Work required: Which lines of the material hold the word "title"? Copy each one.

═══ Input material

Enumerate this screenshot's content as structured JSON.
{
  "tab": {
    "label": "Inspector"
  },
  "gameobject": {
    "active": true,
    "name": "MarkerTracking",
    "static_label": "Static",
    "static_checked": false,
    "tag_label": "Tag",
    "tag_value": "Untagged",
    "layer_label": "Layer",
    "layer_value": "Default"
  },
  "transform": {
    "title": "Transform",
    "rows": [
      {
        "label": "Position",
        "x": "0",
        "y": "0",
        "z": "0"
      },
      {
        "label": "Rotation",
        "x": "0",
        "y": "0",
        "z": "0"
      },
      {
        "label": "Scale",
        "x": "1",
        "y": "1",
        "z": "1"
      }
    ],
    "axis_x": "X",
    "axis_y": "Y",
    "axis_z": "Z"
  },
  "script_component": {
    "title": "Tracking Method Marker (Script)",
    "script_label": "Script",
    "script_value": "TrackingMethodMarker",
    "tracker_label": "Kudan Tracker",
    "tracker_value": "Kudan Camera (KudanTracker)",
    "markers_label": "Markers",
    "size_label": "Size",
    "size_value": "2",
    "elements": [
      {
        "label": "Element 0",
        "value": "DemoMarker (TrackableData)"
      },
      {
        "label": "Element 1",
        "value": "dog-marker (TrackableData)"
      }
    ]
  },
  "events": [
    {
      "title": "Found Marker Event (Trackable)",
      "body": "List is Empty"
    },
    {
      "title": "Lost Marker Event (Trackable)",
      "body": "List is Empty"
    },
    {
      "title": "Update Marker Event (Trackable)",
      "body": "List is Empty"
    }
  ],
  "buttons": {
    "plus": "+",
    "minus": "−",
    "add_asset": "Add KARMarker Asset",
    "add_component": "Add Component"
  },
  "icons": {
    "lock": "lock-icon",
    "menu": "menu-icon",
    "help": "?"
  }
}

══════

Solution for this task:
    "title": "Transform",
    "title": "Tracking Method Marker (Script)",
      "title": "Found Marker Event (Trackable)",
      "title": "Lost Marker Event (Trackable)",
      "title": "Update Marker Event (Trackable)",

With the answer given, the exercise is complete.